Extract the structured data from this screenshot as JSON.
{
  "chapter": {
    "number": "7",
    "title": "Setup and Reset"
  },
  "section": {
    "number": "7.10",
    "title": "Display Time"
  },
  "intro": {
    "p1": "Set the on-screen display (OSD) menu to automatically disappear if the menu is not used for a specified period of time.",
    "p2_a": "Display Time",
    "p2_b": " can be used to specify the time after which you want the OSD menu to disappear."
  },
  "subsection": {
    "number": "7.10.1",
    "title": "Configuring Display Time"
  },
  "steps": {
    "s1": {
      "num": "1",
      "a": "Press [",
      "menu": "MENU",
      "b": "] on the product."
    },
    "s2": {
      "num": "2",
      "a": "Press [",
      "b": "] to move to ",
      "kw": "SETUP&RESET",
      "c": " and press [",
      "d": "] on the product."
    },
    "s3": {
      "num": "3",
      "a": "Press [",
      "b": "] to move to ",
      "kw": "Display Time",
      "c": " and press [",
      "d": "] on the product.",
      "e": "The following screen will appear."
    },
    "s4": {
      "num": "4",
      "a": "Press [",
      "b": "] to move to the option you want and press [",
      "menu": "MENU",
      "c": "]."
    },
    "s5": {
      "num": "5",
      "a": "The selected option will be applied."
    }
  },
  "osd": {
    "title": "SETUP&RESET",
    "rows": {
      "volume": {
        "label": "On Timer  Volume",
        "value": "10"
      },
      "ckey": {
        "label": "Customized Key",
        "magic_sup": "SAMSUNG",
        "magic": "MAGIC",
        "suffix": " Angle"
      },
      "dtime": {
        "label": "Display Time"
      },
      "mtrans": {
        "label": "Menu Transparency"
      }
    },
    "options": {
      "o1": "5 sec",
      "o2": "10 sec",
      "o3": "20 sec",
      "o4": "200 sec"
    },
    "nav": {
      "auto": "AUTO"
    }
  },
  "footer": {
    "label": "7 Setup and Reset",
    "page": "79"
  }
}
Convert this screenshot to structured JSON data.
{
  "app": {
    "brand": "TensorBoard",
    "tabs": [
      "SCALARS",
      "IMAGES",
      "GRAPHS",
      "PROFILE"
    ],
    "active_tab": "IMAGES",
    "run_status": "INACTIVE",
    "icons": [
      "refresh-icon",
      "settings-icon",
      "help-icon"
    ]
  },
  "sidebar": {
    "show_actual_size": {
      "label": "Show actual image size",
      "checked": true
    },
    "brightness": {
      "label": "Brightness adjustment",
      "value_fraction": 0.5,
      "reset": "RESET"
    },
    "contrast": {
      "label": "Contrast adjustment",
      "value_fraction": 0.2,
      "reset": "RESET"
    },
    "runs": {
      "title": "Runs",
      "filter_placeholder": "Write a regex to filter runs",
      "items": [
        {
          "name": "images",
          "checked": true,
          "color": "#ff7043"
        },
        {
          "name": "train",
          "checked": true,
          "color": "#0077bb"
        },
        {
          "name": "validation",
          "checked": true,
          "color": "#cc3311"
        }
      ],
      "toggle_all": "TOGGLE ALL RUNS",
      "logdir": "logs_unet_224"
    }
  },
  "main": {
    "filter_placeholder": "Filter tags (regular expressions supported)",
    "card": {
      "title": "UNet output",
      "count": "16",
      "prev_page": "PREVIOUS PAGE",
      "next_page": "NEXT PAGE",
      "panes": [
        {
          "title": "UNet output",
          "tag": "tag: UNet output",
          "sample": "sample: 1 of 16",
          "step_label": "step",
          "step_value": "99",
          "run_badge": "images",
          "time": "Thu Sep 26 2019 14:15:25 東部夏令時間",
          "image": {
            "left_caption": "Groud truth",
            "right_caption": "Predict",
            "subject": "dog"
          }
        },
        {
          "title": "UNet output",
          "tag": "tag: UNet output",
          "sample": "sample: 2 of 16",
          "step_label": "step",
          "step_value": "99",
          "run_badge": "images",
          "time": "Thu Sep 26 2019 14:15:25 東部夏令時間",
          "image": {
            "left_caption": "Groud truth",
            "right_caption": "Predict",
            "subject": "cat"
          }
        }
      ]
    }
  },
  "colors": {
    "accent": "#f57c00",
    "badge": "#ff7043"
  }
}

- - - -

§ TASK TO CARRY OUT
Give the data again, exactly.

§ ANSWER BOX
Extract the structured data from this screenshot as JSON.
{
  "chapter": {
    "number": "7",
    "title": "Setup and Reset"
  },
  "section": {
    "number": "7.10",
    "title": "Display Time"
  },
  "intro": {
    "p1": "Set the on-screen display (OSD) menu to automatically disappear if the menu is not used for a specified period of time.",
    "p2_a": "Display Time",
    "p2_b": " can be used to specify the time after which you want the OSD menu to disappear."
  },
  "subsection": {
    "number": "7.10.1",
    "title": "Configuring Display Time"
  },
  "steps": {
    "s1": {
      "num": "1",
      "a": "Press [",
      "menu": "MENU",
      "b": "] on the product."
    },
    "s2": {
      "num": "2",
      "a": "Press [",
      "b": "] to move to ",
      "kw": "SETUP&RESET",
      "c": " and press [",
      "d": "] on the product."
    },
    "s3": {
      "num": "3",
      "a": "Press [",
      "b": "] to move to ",
      "kw": "Display Time",
      "c": " and press [",
      "d": "] on the product.",
      "e": "The following screen will appear."
    },
    "s4": {
      "num": "4",
      "a": "Press [",
      "b": "] to move to the option you want and press [",
      "menu": "MENU",
      "c": "]."
    },
    "s5": {
      "num": "5",
      "a": "The selected option will be applied."
    }
  },
  "osd": {
    "title": "SETUP&RESET",
    "rows": {
      "volume": {
        "label": "On Timer  Volume",
        "value": "10"
      },
      "ckey": {
        "label": "Customized Key",
        "magic_sup": "SAMSUNG",
        "magic": "MAGIC",
        "suffix": " Angle"
      },
      "dtime": {
        "label": "Display Time"
      },
      "mtrans": {
        "label": "Menu Transparency"
      }
    },
    "options": {
      "o1": "5 sec",
      "o2": "10 sec",
      "o3": "20 sec",
      "o4": "200 sec"
    },
    "nav": {
      "auto": "AUTO"
    }
  },
  "footer": {
    "label": "7 Setup and Reset",
    "page": "79"
  }
}
Convert this screenshot to structured JSON data.
{
  "app": {
    "brand": "TensorBoard",
    "tabs": [
      "SCALARS",
      "IMAGES",
      "GRAPHS",
      "PROFILE"
    ],
    "active_tab": "IMAGES",
    "run_status": "INACTIVE",
    "icons": [
      "refresh-icon",
      "settings-icon",
      "help-icon"
    ]
  },
  "sidebar": {
    "show_actual_size": {
      "label": "Show actual image size",
      "checked": true
    },
    "brightness": {
      "label": "Brightness adjustment",
      "value_fraction": 0.5,
      "reset": "RESET"
    },
    "contrast": {
      "label": "Contrast adjustment",
      "value_fraction": 0.2,
      "reset": "RESET"
    },
    "runs": {
      "title": "Runs",
      "filter_placeholder": "Write a regex to filter runs",
      "items": [
        {
          "name": "images",
          "checked": true,
          "color": "#ff7043"
        },
        {
          "name": "train",
          "checked": true,
          "color": "#0077bb"
        },
        {
          "name": "validation",
          "checked": true,
          "color": "#cc3311"
        }
      ],
      "toggle_all": "TOGGLE ALL RUNS",
      "logdir": "logs_unet_224"
    }
  },
  "main": {
    "filter_placeholder": "Filter tags (regular expressions supported)",
    "card": {
      "title": "UNet output",
      "count": "16",
      "prev_page": "PREVIOUS PAGE",
      "next_page": "NEXT PAGE",
      "panes": [
        {
          "title": "UNet output",
          "tag": "tag: UNet output",
          "sample": "sample: 1 of 16",
          "step_label": "step",
          "step_value": "99",
          "run_badge": "images",
          "time": "Thu Sep 26 2019 14:15:25 東部夏令時間",
          "image": {
            "left_caption": "Groud truth",
            "right_caption": "Predict",
            "subject": "dog"
          }
        },
        {
          "title": "UNet output",
          "tag": "tag: UNet output",
          "sample": "sample: 2 of 16",
          "step_label": "step",
          "step_value": "99",
          "run_badge": "images",
          "time": "Thu Sep 26 2019 14:15:25 東部夏令時間",
          "image": {
            "left_caption": "Groud truth",
            "right_caption": "Predict",
            "subject": "cat"
          }
        }
      ]
    }
  },
  "colors": {
    "accent": "#f57c00",
    "badge": "#ff7043"
  }
}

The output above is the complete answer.